YOUR OBJECTIVE: Every entry that follows is to be duplicated exactly.

SUPPLIED DATA:
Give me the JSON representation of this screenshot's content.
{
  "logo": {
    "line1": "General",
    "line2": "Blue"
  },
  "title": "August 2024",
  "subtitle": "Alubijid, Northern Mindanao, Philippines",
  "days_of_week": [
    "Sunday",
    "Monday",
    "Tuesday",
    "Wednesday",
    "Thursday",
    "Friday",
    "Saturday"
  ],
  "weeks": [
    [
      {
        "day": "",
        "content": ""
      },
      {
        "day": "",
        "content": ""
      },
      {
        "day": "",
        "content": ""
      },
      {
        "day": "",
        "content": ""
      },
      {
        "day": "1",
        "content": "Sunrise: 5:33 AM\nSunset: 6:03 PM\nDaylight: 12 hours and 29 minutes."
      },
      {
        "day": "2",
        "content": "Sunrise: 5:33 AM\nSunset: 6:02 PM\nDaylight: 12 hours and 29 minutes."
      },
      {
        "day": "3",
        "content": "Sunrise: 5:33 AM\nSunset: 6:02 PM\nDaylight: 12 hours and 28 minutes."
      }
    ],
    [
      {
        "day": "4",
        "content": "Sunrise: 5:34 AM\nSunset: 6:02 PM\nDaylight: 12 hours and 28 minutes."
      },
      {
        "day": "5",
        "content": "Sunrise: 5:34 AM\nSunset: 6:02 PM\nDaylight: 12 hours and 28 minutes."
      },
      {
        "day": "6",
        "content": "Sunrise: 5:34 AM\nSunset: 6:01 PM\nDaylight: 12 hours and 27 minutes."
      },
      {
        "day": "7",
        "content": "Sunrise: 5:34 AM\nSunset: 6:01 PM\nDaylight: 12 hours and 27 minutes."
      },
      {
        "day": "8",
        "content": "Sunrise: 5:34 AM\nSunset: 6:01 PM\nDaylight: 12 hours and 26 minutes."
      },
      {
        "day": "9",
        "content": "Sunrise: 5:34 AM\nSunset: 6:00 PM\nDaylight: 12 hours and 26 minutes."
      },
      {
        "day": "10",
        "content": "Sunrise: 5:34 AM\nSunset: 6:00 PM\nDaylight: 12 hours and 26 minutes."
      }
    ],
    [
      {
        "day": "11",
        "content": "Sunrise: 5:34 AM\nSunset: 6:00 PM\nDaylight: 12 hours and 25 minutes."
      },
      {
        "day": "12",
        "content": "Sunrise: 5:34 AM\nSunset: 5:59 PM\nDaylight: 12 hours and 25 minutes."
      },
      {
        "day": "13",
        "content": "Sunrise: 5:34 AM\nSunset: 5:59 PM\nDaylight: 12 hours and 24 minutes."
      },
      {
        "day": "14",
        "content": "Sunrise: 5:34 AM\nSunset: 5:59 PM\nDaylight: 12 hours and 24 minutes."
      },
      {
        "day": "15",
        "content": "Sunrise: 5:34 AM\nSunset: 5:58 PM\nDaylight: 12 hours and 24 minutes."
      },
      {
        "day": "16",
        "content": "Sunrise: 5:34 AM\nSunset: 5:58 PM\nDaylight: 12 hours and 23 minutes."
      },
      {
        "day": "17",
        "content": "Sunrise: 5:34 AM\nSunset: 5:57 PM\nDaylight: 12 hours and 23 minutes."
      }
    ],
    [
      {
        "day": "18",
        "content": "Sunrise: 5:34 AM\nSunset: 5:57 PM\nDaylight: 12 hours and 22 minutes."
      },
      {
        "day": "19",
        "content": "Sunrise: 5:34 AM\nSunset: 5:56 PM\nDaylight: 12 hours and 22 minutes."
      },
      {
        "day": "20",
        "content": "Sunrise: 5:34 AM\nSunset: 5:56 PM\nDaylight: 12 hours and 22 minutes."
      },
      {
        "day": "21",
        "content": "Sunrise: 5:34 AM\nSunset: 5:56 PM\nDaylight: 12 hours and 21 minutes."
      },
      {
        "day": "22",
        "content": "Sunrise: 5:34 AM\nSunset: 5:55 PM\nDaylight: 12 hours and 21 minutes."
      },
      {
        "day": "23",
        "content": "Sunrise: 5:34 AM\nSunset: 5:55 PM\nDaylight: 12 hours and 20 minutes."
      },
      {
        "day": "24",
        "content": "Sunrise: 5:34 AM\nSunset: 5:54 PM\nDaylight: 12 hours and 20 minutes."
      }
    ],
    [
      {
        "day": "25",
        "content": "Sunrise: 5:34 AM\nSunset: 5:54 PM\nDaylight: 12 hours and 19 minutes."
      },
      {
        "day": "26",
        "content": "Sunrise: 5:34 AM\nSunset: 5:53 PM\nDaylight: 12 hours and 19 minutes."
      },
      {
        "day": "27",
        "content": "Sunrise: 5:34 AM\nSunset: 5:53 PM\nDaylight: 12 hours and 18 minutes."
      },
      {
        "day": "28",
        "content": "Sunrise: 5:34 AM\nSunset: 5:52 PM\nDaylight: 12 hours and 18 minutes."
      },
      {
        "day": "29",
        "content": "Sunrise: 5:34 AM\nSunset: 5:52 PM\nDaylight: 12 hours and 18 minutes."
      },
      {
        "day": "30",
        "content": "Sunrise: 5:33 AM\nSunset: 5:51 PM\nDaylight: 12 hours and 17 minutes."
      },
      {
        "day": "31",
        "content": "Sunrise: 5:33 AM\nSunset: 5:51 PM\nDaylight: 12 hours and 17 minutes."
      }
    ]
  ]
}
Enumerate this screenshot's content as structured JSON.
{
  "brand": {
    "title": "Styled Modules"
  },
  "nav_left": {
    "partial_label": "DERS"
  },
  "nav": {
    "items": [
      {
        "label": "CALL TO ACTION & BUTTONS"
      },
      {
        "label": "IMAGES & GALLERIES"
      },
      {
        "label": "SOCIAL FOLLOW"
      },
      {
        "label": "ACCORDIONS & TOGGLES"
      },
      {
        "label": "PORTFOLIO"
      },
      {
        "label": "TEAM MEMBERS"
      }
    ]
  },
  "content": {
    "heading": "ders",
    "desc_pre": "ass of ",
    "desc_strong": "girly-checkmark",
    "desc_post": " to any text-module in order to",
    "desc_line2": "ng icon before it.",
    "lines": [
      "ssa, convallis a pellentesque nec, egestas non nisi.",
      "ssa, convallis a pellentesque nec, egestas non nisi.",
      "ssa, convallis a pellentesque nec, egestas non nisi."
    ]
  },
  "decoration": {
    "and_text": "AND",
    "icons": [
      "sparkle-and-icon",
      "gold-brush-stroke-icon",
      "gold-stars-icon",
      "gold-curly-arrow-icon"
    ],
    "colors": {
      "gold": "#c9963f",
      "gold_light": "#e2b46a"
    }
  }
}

OUTPUT FOR THIS EXERCISE:
Give me the JSON representation of this screenshot's content.
{
  "logo": {
    "line1": "General",
    "line2": "Blue"
  },
  "title": "August 2024",
  "subtitle": "Alubijid, Northern Mindanao, Philippines",
  "days_of_week": [
    "Sunday",
    "Monday",
    "Tuesday",
    "Wednesday",
    "Thursday",
    "Friday",
    "Saturday"
  ],
  "weeks": [
    [
      {
        "day": "",
        "content": ""
      },
      {
        "day": "",
        "content": ""
      },
      {
        "day": "",
        "content": ""
      },
      {
        "day": "",
        "content": ""
      },
      {
        "day": "1",
        "content": "Sunrise: 5:33 AM\nSunset: 6:03 PM\nDaylight: 12 hours and 29 minutes."
      },
      {
        "day": "2",
        "content": "Sunrise: 5:33 AM\nSunset: 6:02 PM\nDaylight: 12 hours and 29 minutes."
      },
      {
        "day": "3",
        "content": "Sunrise: 5:33 AM\nSunset: 6:02 PM\nDaylight: 12 hours and 28 minutes."
      }
    ],
    [
      {
        "day": "4",
        "content": "Sunrise: 5:34 AM\nSunset: 6:02 PM\nDaylight: 12 hours and 28 minutes."
      },
      {
        "day": "5",
        "content": "Sunrise: 5:34 AM\nSunset: 6:02 PM\nDaylight: 12 hours and 28 minutes."
      },
      {
        "day": "6",
        "content": "Sunrise: 5:34 AM\nSunset: 6:01 PM\nDaylight: 12 hours and 27 minutes."
      },
      {
        "day": "7",
        "content": "Sunrise: 5:34 AM\nSunset: 6:01 PM\nDaylight: 12 hours and 27 minutes."
      },
      {
        "day": "8",
        "content": "Sunrise: 5:34 AM\nSunset: 6:01 PM\nDaylight: 12 hours and 26 minutes."
      },
      {
        "day": "9",
        "content": "Sunrise: 5:34 AM\nSunset: 6:00 PM\nDaylight: 12 hours and 26 minutes."
      },
      {
        "day": "10",
        "content": "Sunrise: 5:34 AM\nSunset: 6:00 PM\nDaylight: 12 hours and 26 minutes."
      }
    ],
    [
      {
        "day": "11",
        "content": "Sunrise: 5:34 AM\nSunset: 6:00 PM\nDaylight: 12 hours and 25 minutes."
      },
      {
        "day": "12",
        "content": "Sunrise: 5:34 AM\nSunset: 5:59 PM\nDaylight: 12 hours and 25 minutes."
      },
      {
        "day": "13",
        "content": "Sunrise: 5:34 AM\nSunset: 5:59 PM\nDaylight: 12 hours and 24 minutes."
      },
      {
        "day": "14",
        "content": "Sunrise: 5:34 AM\nSunset: 5:59 PM\nDaylight: 12 hours and 24 minutes."
      },
      {
        "day": "15",
        "content": "Sunrise: 5:34 AM\nSunset: 5:58 PM\nDaylight: 12 hours and 24 minutes."
      },
      {
        "day": "16",
        "content": "Sunrise: 5:34 AM\nSunset: 5:58 PM\nDaylight: 12 hours and 23 minutes."
      },
      {
        "day": "17",
        "content": "Sunrise: 5:34 AM\nSunset: 5:57 PM\nDaylight: 12 hours and 23 minutes."
      }
    ],
    [
      {
        "day": "18",
        "content": "Sunrise: 5:34 AM\nSunset: 5:57 PM\nDaylight: 12 hours and 22 minutes."
      },
      {
        "day": "19",
        "content": "Sunrise: 5:34 AM\nSunset: 5:56 PM\nDaylight: 12 hours and 22 minutes."
      },
      {
        "day": "20",
        "content": "Sunrise: 5:34 AM\nSunset: 5:56 PM\nDaylight: 12 hours and 22 minutes."
      },
      {
        "day": "21",
        "content": "Sunrise: 5:34 AM\nSunset: 5:56 PM\nDaylight: 12 hours and 21 minutes."
      },
      {
        "day": "22",
        "content": "Sunrise: 5:34 AM\nSunset: 5:55 PM\nDaylight: 12 hours and 21 minutes."
      },
      {
        "day": "23",
        "content": "Sunrise: 5:34 AM\nSunset: 5:55 PM\nDaylight: 12 hours and 20 minutes."
      },
      {
        "day": "24",
        "content": "Sunrise: 5:34 AM\nSunset: 5:54 PM\nDaylight: 12 hours and 20 minutes."
      }
    ],
    [
      {
        "day": "25",
        "content": "Sunrise: 5:34 AM\nSunset: 5:54 PM\nDaylight: 12 hours and 19 minutes."
      },
      {
        "day": "26",
        "content": "Sunrise: 5:34 AM\nSunset: 5:53 PM\nDaylight: 12 hours and 19 minutes."
      },
      {
        "day": "27",
        "content": "Sunrise: 5:34 AM\nSunset: 5:53 PM\nDaylight: 12 hours and 18 minutes."
      },
      {
        "day": "28",
        "content": "Sunrise: 5:34 AM\nSunset: 5:52 PM\nDaylight: 12 hours and 18 minutes."
      },
      {
        "day": "29",
        "content": "Sunrise: 5:34 AM\nSunset: 5:52 PM\nDaylight: 12 hours and 18 minutes."
      },
      {
        "day": "30",
        "content": "Sunrise: 5:33 AM\nSunset: 5:51 PM\nDaylight: 12 hours and 17 minutes."
      },
      {
        "day": "31",
        "content": "Sunrise: 5:33 AM\nSunset: 5:51 PM\nDaylight: 12 hours and 17 minutes."
      }
    ]
  ]
}
Enumerate this screenshot's content as structured JSON.
{
  "brand": {
    "title": "Styled Modules"
  },
  "nav_left": {
    "partial_label": "DERS"
  },
  "nav": {
    "items": [
      {
        "label": "CALL TO ACTION & BUTTONS"
      },
      {
        "label": "IMAGES & GALLERIES"
      },
      {
        "label": "SOCIAL FOLLOW"
      },
      {
        "label": "ACCORDIONS & TOGGLES"
      },
      {
        "label": "PORTFOLIO"
      },
      {
        "label": "TEAM MEMBERS"
      }
    ]
  },
  "content": {
    "heading": "ders",
    "desc_pre": "ass of ",
    "desc_strong": "girly-checkmark",
    "desc_post": " to any text-module in order to",
    "desc_line2": "ng icon before it.",
    "lines": [
      "ssa, convallis a pellentesque nec, egestas non nisi.",
      "ssa, convallis a pellentesque nec, egestas non nisi.",
      "ssa, convallis a pellentesque nec, egestas non nisi."
    ]
  },
  "decoration": {
    "and_text": "AND",
    "icons": [
      "sparkle-and-icon",
      "gold-brush-stroke-icon",
      "gold-stars-icon",
      "gold-curly-arrow-icon"
    ],
    "colors": {
      "gold": "#c9963f",
      "gold_light": "#e2b46a"
    }
  }
}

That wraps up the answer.